== Exercise details ==
Reproduce the listing in full. Omit the pictures.

== Record extracts ==
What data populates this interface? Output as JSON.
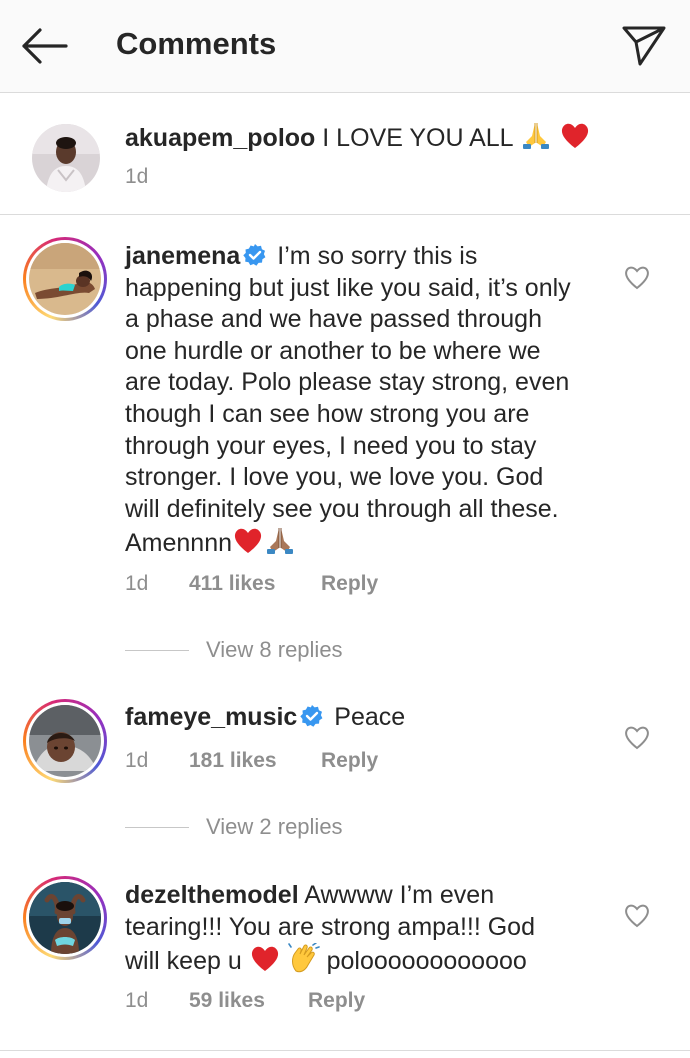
{
  "header": {
    "title": "Comments"
  },
  "caption": {
    "username": "akuapem_poloo",
    "text": "I LOVE YOU ALL",
    "time": "1d"
  },
  "comments": [
    {
      "username": "janemena",
      "verified": true,
      "text_lines": [
        "I’m so sorry this is",
        "happening but just like you said, it’s only",
        "a phase and we have passed through",
        "one hurdle or another to be where we",
        "are today. Polo please stay strong, even",
        "though I can see how strong you are",
        "through your eyes, I need you to stay",
        "stronger. I love you, we love you. God",
        "will definitely see you through all these.",
        "Amennnn"
      ],
      "time": "1d",
      "likes": "411 likes",
      "reply": "Reply",
      "view_replies": "View 8 replies"
    },
    {
      "username": "fameye_music",
      "verified": true,
      "text_lines": [
        "Peace"
      ],
      "time": "1d",
      "likes": "181 likes",
      "reply": "Reply",
      "view_replies": "View 2 replies"
    },
    {
      "username": "dezelthemodel",
      "verified": false,
      "text_lines": [
        "Awwww I’m even",
        "tearing!!! You are strong ampa!!! God",
        "will keep u",
        "poloooooooooooo"
      ],
      "time": "1d",
      "likes": "59 likes",
      "reply": "Reply"
    }
  ],
  "colors": {
    "text": "#262626",
    "secondary": "#8e8e8e",
    "verified": "#3897f0",
    "heart_emoji": "#e0242b",
    "divider": "#dbdbdb"
  },
  "icons": {
    "back": "arrow-left-icon",
    "send": "paper-plane-icon",
    "like": "heart-outline-icon",
    "verified": "verified-badge-icon",
    "emoji_pray": "folded-hands-emoji",
    "emoji_heart": "red-heart-emoji",
    "emoji_clap": "waving-hand-emoji"
  }
}
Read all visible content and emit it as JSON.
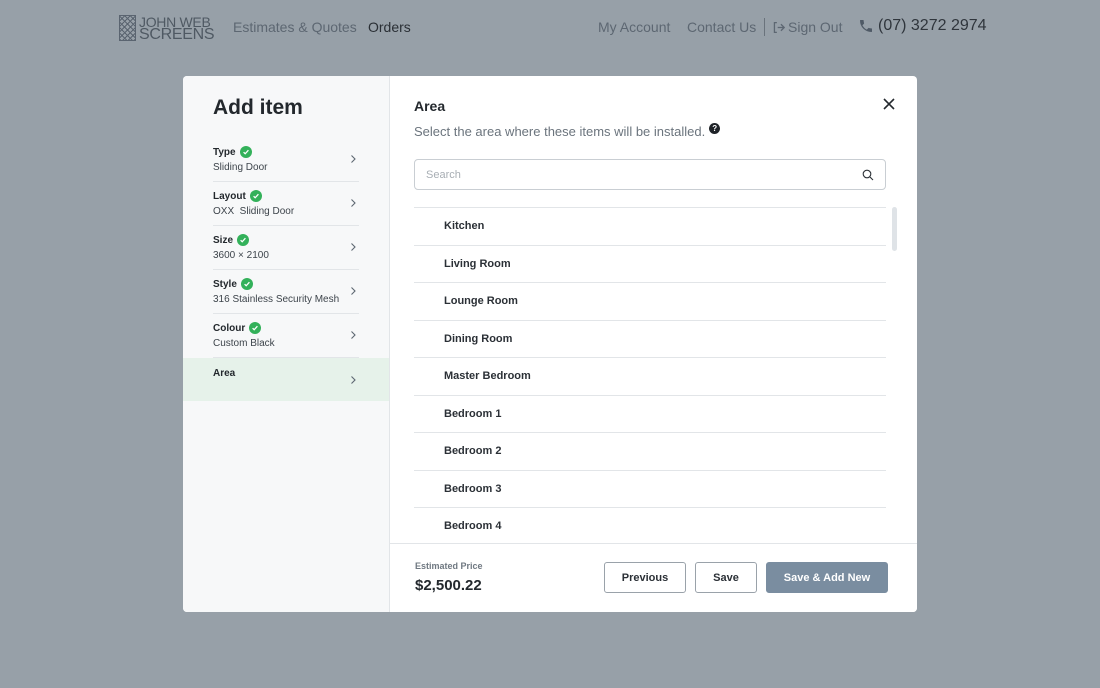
{
  "brand": {
    "line1": "JOHN WEB",
    "line2": "SCREENS"
  },
  "nav": {
    "estimates": "Estimates & Quotes",
    "orders": "Orders",
    "account": "My Account",
    "contact": "Contact Us",
    "signout": "Sign Out",
    "phone": "(07) 3272 2974"
  },
  "modal": {
    "title": "Add item",
    "steps": [
      {
        "label": "Type",
        "value": "Sliding Door",
        "done": true
      },
      {
        "label": "Layout",
        "value": "OXX  Sliding Door",
        "done": true
      },
      {
        "label": "Size",
        "value": "3600 × 2100",
        "done": true
      },
      {
        "label": "Style",
        "value": "316 Stainless Security Mesh",
        "done": true
      },
      {
        "label": "Colour",
        "value": "Custom Black",
        "done": true
      },
      {
        "label": "Area",
        "value": "",
        "done": false
      }
    ],
    "panel": {
      "title": "Area",
      "subtitle": "Select the area where these items will be installed.",
      "help": "?",
      "search_placeholder": "Search",
      "items": [
        "Kitchen",
        "Living Room",
        "Lounge Room",
        "Dining Room",
        "Master Bedroom",
        "Bedroom 1",
        "Bedroom 2",
        "Bedroom 3",
        "Bedroom 4"
      ]
    },
    "footer": {
      "price_label": "Estimated Price",
      "price_value": "$2,500.22",
      "previous": "Previous",
      "save": "Save",
      "save_add": "Save & Add New"
    }
  },
  "colors": {
    "check": "#33b15a",
    "primary_button": "#7a8da0",
    "active_step": "#e6f2ea"
  }
}
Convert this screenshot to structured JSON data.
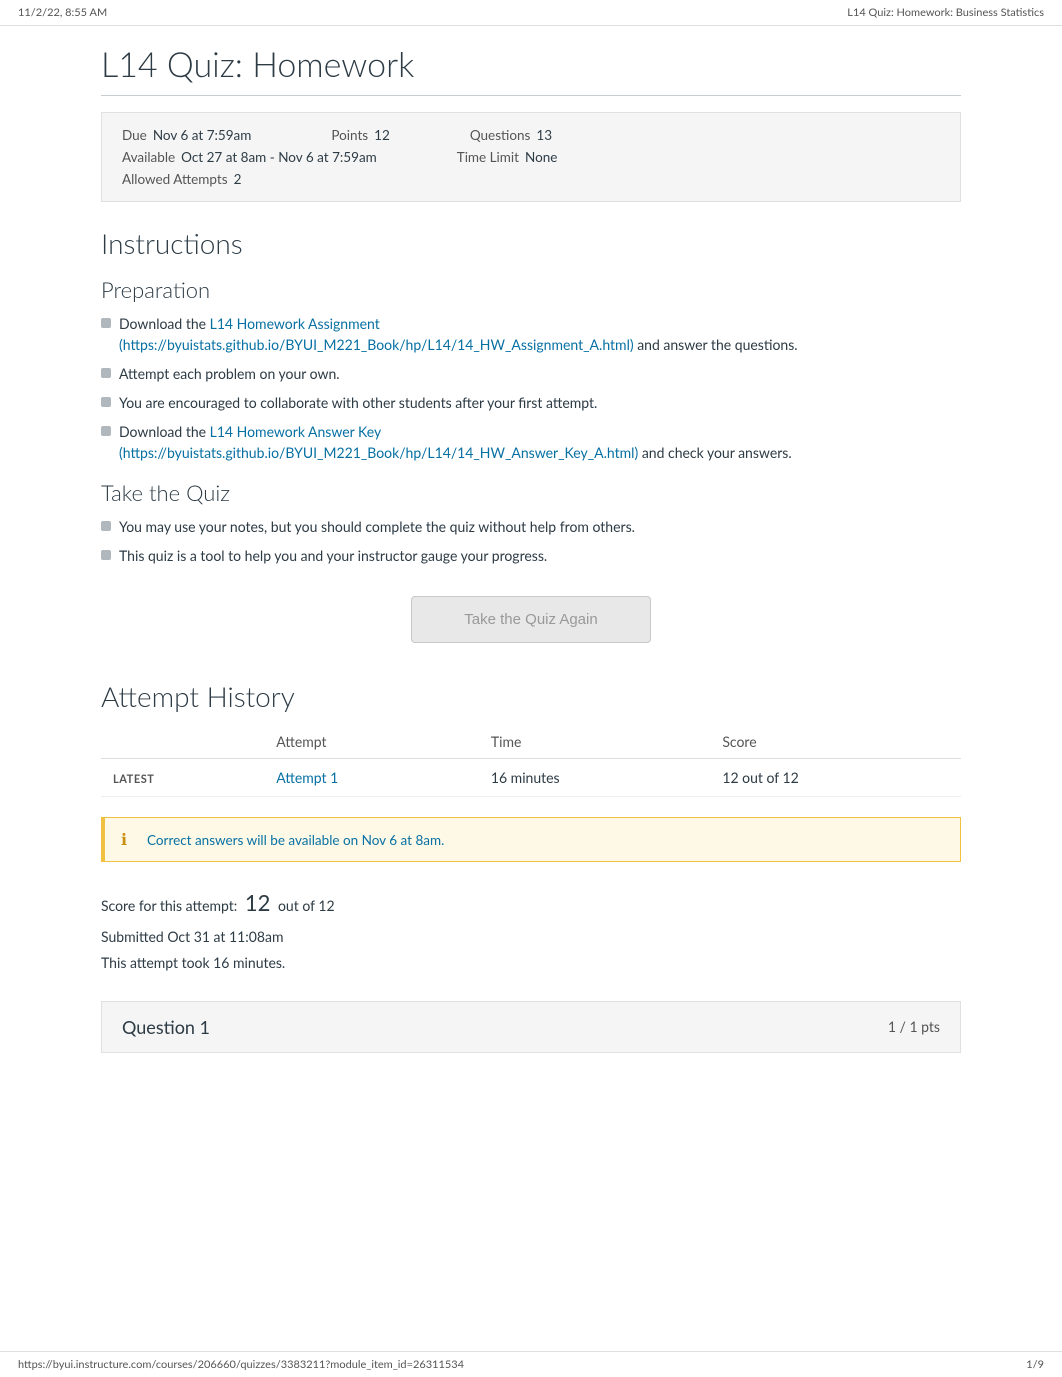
{
  "topbar": {
    "timestamp": "11/2/22, 8:55 AM",
    "page_title": "L14 Quiz: Homework: Business Statistics"
  },
  "quiz": {
    "title": "L14 Quiz: Homework",
    "meta": {
      "due_label": "Due",
      "due_value": "Nov 6 at 7:59am",
      "points_label": "Points",
      "points_value": "12",
      "questions_label": "Questions",
      "questions_value": "13",
      "available_label": "Available",
      "available_value": "Oct 27 at 8am - Nov 6 at 7:59am",
      "time_limit_label": "Time Limit",
      "time_limit_value": "None",
      "allowed_attempts_label": "Allowed Attempts",
      "allowed_attempts_value": "2"
    }
  },
  "instructions": {
    "heading": "Instructions",
    "preparation": {
      "heading": "Preparation",
      "items": [
        {
          "pre_text": "Download the",
          "link_text": "L14 Homework Assignment (https://byuistats.github.io/BYUI_M221_Book/hp/L14/14_HW_Assignment_A.html)",
          "link_url": "https://byuistats.github.io/BYUI_M221_Book/hp/L14/14_HW_Assignment_A.html",
          "post_text": "and answer the questions."
        },
        {
          "pre_text": "Attempt each problem on your own.",
          "link_text": "",
          "link_url": "",
          "post_text": ""
        },
        {
          "pre_text": "You are encouraged to collaborate with other students after your first attempt.",
          "link_text": "",
          "link_url": "",
          "post_text": ""
        },
        {
          "pre_text": "Download the",
          "link_text": "L14 Homework Answer Key (https://byuistats.github.io/BYUI_M221_Book/hp/L14/14_HW_Answer_Key_A.html)",
          "link_url": "https://byuistats.github.io/BYUI_M221_Book/hp/L14/14_HW_Answer_Key_A.html",
          "post_text": "and check your answers."
        }
      ]
    },
    "take_the_quiz": {
      "heading": "Take the Quiz",
      "items": [
        "You may use your notes, but you should complete the quiz without help from others.",
        "This quiz is a tool to help you and your instructor gauge your progress."
      ]
    }
  },
  "take_quiz_button": "Take the Quiz Again",
  "attempt_history": {
    "heading": "Attempt History",
    "columns": [
      "",
      "Attempt",
      "Time",
      "Score"
    ],
    "rows": [
      {
        "label": "LATEST",
        "attempt_text": "Attempt 1",
        "attempt_url": "#",
        "time": "16 minutes",
        "score": "12 out of 12"
      }
    ]
  },
  "info_box": {
    "icon": "ℹ",
    "text": "Correct answers will be available on Nov 6 at 8am."
  },
  "score_section": {
    "score_for_attempt_label": "Score for this attempt:",
    "score_value": "12",
    "score_out_of": "out of 12",
    "submitted_label": "Submitted Oct 31 at 11:08am",
    "took_label": "This attempt took 16 minutes."
  },
  "question1": {
    "label": "Question 1",
    "pts": "1 / 1 pts"
  },
  "bottom_bar": {
    "url": "https://byui.instructure.com/courses/206660/quizzes/3383211?module_item_id=26311534",
    "pagination": "1/9"
  }
}
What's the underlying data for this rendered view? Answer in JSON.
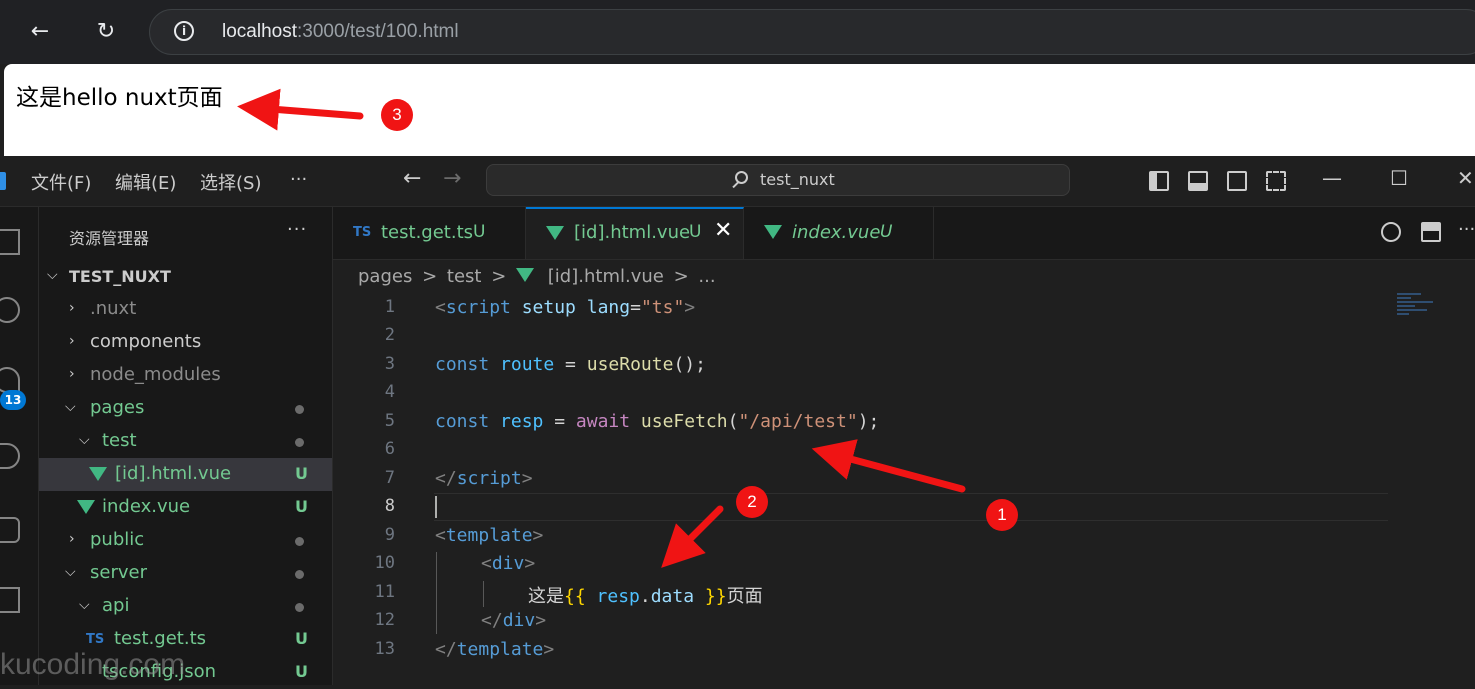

== Answer to this problem ==
What data populates this interface? Output as JSON.
{
  "header": {
    "title": "Comments"
  },
  "caption": {
    "username": "akuapem_poloo",
    "text": "I LOVE YOU ALL",
    "time": "1d"
  },
  "comments": [
    {
      "username": "janemena",
      "verified": true,
      "text_lines": [
        "I’m so sorry this is",
        "happening but just like you said, it’s only",
        "a phase and we have passed through",
        "one hurdle or another to be where we",
        "are today. Polo please stay strong, even",
        "though I can see how strong you are",
        "through your eyes, I need you to stay",
        "stronger. I love you, we love you. God",
        "will definitely see you through all these.",
        "Amennnn"
      ],
      "time": "1d",
      "likes": "411 likes",
      "reply": "Reply",
      "view_replies": "View 8 replies"
    },
    {
      "username": "fameye_music",
      "verified": true,
      "text_lines": [
        "Peace"
      ],
      "time": "1d",
      "likes": "181 likes",
      "reply": "Reply",
      "view_replies": "View 2 replies"
    },
    {
      "username": "dezelthemodel",
      "verified": false,
      "text_lines": [
        "Awwww I’m even",
        "tearing!!! You are strong ampa!!! God",
        "will keep u",
        "poloooooooooooo"
      ],
      "time": "1d",
      "likes": "59 likes",
      "reply": "Reply"
    }
  ],
  "colors": {
    "text": "#262626",
    "secondary": "#8e8e8e",
    "verified": "#3897f0",
    "heart_emoji": "#e0242b",
    "divider": "#dbdbdb"
  },
  "icons": {
    "back": "arrow-left-icon",
    "send": "paper-plane-icon",
    "like": "heart-outline-icon",
    "verified": "verified-badge-icon",
    "emoji_pray": "folded-hands-emoji",
    "emoji_heart": "red-heart-emoji",
    "emoji_clap": "waving-hand-emoji"
  }
}
Read all visible content and emit it as JSON.
{
  "brand": {
    "line1": "JOHN WEB",
    "line2": "SCREENS"
  },
  "nav": {
    "estimates": "Estimates & Quotes",
    "orders": "Orders",
    "account": "My Account",
    "contact": "Contact Us",
    "signout": "Sign Out",
    "phone": "(07) 3272 2974"
  },
  "modal": {
    "title": "Add item",
    "steps": [
      {
        "label": "Type",
        "value": "Sliding Door",
        "done": true
      },
      {
        "label": "Layout",
        "value": "OXX  Sliding Door",
        "done": true
      },
      {
        "label": "Size",
        "value": "3600 × 2100",
        "done": true
      },
      {
        "label": "Style",
        "value": "316 Stainless Security Mesh",
        "done": true
      },
      {
        "label": "Colour",
        "value": "Custom Black",
        "done": true
      },
      {
        "label": "Area",
        "value": "",
        "done": false
      }
    ],
    "panel": {
      "title": "Area",
      "subtitle": "Select the area where these items will be installed.",
      "help": "?",
      "search_placeholder": "Search",
      "items": [
        "Kitchen",
        "Living Room",
        "Lounge Room",
        "Dining Room",
        "Master Bedroom",
        "Bedroom 1",
        "Bedroom 2",
        "Bedroom 3",
        "Bedroom 4"
      ]
    },
    "footer": {
      "price_label": "Estimated Price",
      "price_value": "$2,500.22",
      "previous": "Previous",
      "save": "Save",
      "save_add": "Save & Add New"
    }
  },
  "colors": {
    "check": "#33b15a",
    "primary_button": "#7a8da0",
    "active_step": "#e6f2ea"
  }
}
Convert this screenshot to structured JSON data.
{
  "topbar": {
    "timestamp": "11/2/22, 8:55 AM",
    "page_title": "L14 Quiz: Homework: Business Statistics"
  },
  "quiz": {
    "title": "L14 Quiz: Homework",
    "meta": {
      "due_label": "Due",
      "due_value": "Nov 6 at 7:59am",
      "points_label": "Points",
      "points_value": "12",
      "questions_label": "Questions",
      "questions_value": "13",
      "available_label": "Available",
      "available_value": "Oct 27 at 8am - Nov 6 at 7:59am",
      "time_limit_label": "Time Limit",
      "time_limit_value": "None",
      "allowed_attempts_label": "Allowed Attempts",
      "allowed_attempts_value": "2"
    }
  },
  "instructions": {
    "heading": "Instructions",
    "preparation": {
      "heading": "Preparation",
      "items": [
        {
          "pre_text": "Download the",
          "link_text": "L14 Homework Assignment (https://byuistats.github.io/BYUI_M221_Book/hp/L14/14_HW_Assignment_A.html)",
          "link_url": "https://byuistats.github.io/BYUI_M221_Book/hp/L14/14_HW_Assignment_A.html",
          "post_text": "and answer the questions."
        },
        {
          "pre_text": "Attempt each problem on your own.",
          "link_text": "",
          "link_url": "",
          "post_text": ""
        },
        {
          "pre_text": "You are encouraged to collaborate with other students after your first attempt.",
          "link_text": "",
          "link_url": "",
          "post_text": ""
        },
        {
          "pre_text": "Download the",
          "link_text": "L14 Homework Answer Key (https://byuistats.github.io/BYUI_M221_Book/hp/L14/14_HW_Answer_Key_A.html)",
          "link_url": "https://byuistats.github.io/BYUI_M221_Book/hp/L14/14_HW_Answer_Key_A.html",
          "post_text": "and check your answers."
        }
      ]
    },
    "take_the_quiz": {
      "heading": "Take the Quiz",
      "items": [
        "You may use your notes, but you should complete the quiz without help from others.",
        "This quiz is a tool to help you and your instructor gauge your progress."
      ]
    }
  },
  "take_quiz_button": "Take the Quiz Again",
  "attempt_history": {
    "heading": "Attempt History",
    "columns": [
      "",
      "Attempt",
      "Time",
      "Score"
    ],
    "rows": [
      {
        "label": "LATEST",
        "attempt_text": "Attempt 1",
        "attempt_url": "#",
        "time": "16 minutes",
        "score": "12 out of 12"
      }
    ]
  },
  "info_box": {
    "icon": "ℹ",
    "text": "Correct answers will be available on Nov 6 at 8am."
  },
  "score_section": {
    "score_for_attempt_label": "Score for this attempt:",
    "score_value": "12",
    "score_out_of": "out of 12",
    "submitted_label": "Submitted Oct 31 at 11:08am",
    "took_label": "This attempt took 16 minutes."
  },
  "question1": {
    "label": "Question 1",
    "pts": "1 / 1 pts"
  },
  "bottom_bar": {
    "url": "https://byui.instructure.com/courses/206660/quizzes/3383211?module_item_id=26311534",
    "pagination": "1/9"
  }
}
What's the underlying data for this rendered view? Answer in JSON.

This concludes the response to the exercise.